BEGIN Supplied data

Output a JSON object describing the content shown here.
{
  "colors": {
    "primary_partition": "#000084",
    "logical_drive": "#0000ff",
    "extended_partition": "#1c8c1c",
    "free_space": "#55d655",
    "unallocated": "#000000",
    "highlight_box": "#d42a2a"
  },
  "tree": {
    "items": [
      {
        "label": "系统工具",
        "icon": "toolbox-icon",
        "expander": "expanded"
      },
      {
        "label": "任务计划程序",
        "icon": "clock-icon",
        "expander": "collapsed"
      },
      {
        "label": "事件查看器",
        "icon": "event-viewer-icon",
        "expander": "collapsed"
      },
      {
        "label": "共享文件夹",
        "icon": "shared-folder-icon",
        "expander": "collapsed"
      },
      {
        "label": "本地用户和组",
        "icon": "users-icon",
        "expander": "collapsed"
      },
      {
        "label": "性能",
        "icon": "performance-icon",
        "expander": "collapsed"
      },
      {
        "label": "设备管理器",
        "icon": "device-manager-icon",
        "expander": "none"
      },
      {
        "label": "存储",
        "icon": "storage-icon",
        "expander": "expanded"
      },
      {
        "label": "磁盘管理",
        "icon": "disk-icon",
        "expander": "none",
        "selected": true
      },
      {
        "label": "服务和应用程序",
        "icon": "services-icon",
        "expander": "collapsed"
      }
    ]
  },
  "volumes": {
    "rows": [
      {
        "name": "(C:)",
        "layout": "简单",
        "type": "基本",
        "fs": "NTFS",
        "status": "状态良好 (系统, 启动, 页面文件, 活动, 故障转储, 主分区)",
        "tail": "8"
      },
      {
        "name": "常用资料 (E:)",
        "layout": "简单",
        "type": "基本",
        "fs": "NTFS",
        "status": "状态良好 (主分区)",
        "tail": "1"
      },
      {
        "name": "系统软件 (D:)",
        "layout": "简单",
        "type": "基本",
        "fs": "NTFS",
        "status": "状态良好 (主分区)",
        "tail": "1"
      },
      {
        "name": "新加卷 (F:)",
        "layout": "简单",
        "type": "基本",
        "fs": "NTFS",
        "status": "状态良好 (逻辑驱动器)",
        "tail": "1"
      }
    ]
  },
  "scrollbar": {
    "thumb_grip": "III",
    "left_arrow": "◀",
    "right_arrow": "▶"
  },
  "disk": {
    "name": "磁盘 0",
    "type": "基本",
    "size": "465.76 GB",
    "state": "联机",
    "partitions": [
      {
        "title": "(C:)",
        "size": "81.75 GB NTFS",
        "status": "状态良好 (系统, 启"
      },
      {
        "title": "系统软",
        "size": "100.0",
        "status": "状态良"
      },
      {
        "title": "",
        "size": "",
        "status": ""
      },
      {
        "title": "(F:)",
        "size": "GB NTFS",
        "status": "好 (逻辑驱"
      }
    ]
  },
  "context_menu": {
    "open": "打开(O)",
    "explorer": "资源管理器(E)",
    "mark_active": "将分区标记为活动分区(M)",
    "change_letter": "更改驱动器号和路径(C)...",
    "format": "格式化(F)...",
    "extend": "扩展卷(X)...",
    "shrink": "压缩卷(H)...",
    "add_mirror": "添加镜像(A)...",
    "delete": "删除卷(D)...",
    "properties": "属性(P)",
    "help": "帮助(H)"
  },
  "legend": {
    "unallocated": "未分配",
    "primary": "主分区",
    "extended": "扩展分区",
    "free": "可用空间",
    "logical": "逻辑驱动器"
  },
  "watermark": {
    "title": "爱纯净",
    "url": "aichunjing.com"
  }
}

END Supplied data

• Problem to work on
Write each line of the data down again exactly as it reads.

• Exercise answer
Output a JSON object describing the content shown here.
{
  "colors": {
    "primary_partition": "#000084",
    "logical_drive": "#0000ff",
    "extended_partition": "#1c8c1c",
    "free_space": "#55d655",
    "unallocated": "#000000",
    "highlight_box": "#d42a2a"
  },
  "tree": {
    "items": [
      {
        "label": "系统工具",
        "icon": "toolbox-icon",
        "expander": "expanded"
      },
      {
        "label": "任务计划程序",
        "icon": "clock-icon",
        "expander": "collapsed"
      },
      {
        "label": "事件查看器",
        "icon": "event-viewer-icon",
        "expander": "collapsed"
      },
      {
        "label": "共享文件夹",
        "icon": "shared-folder-icon",
        "expander": "collapsed"
      },
      {
        "label": "本地用户和组",
        "icon": "users-icon",
        "expander": "collapsed"
      },
      {
        "label": "性能",
        "icon": "performance-icon",
        "expander": "collapsed"
      },
      {
        "label": "设备管理器",
        "icon": "device-manager-icon",
        "expander": "none"
      },
      {
        "label": "存储",
        "icon": "storage-icon",
        "expander": "expanded"
      },
      {
        "label": "磁盘管理",
        "icon": "disk-icon",
        "expander": "none",
        "selected": true
      },
      {
        "label": "服务和应用程序",
        "icon": "services-icon",
        "expander": "collapsed"
      }
    ]
  },
  "volumes": {
    "rows": [
      {
        "name": "(C:)",
        "layout": "简单",
        "type": "基本",
        "fs": "NTFS",
        "status": "状态良好 (系统, 启动, 页面文件, 活动, 故障转储, 主分区)",
        "tail": "8"
      },
      {
        "name": "常用资料 (E:)",
        "layout": "简单",
        "type": "基本",
        "fs": "NTFS",
        "status": "状态良好 (主分区)",
        "tail": "1"
      },
      {
        "name": "系统软件 (D:)",
        "layout": "简单",
        "type": "基本",
        "fs": "NTFS",
        "status": "状态良好 (主分区)",
        "tail": "1"
      },
      {
        "name": "新加卷 (F:)",
        "layout": "简单",
        "type": "基本",
        "fs": "NTFS",
        "status": "状态良好 (逻辑驱动器)",
        "tail": "1"
      }
    ]
  },
  "scrollbar": {
    "thumb_grip": "III",
    "left_arrow": "◀",
    "right_arrow": "▶"
  },
  "disk": {
    "name": "磁盘 0",
    "type": "基本",
    "size": "465.76 GB",
    "state": "联机",
    "partitions": [
      {
        "title": "(C:)",
        "size": "81.75 GB NTFS",
        "status": "状态良好 (系统, 启"
      },
      {
        "title": "系统软",
        "size": "100.0",
        "status": "状态良"
      },
      {
        "title": "",
        "size": "",
        "status": ""
      },
      {
        "title": "(F:)",
        "size": "GB NTFS",
        "status": "好 (逻辑驱"
      }
    ]
  },
  "context_menu": {
    "open": "打开(O)",
    "explorer": "资源管理器(E)",
    "mark_active": "将分区标记为活动分区(M)",
    "change_letter": "更改驱动器号和路径(C)...",
    "format": "格式化(F)...",
    "extend": "扩展卷(X)...",
    "shrink": "压缩卷(H)...",
    "add_mirror": "添加镜像(A)...",
    "delete": "删除卷(D)...",
    "properties": "属性(P)",
    "help": "帮助(H)"
  },
  "legend": {
    "unallocated": "未分配",
    "primary": "主分区",
    "extended": "扩展分区",
    "free": "可用空间",
    "logical": "逻辑驱动器"
  },
  "watermark": {
    "title": "爱纯净",
    "url": "aichunjing.com"
  }
}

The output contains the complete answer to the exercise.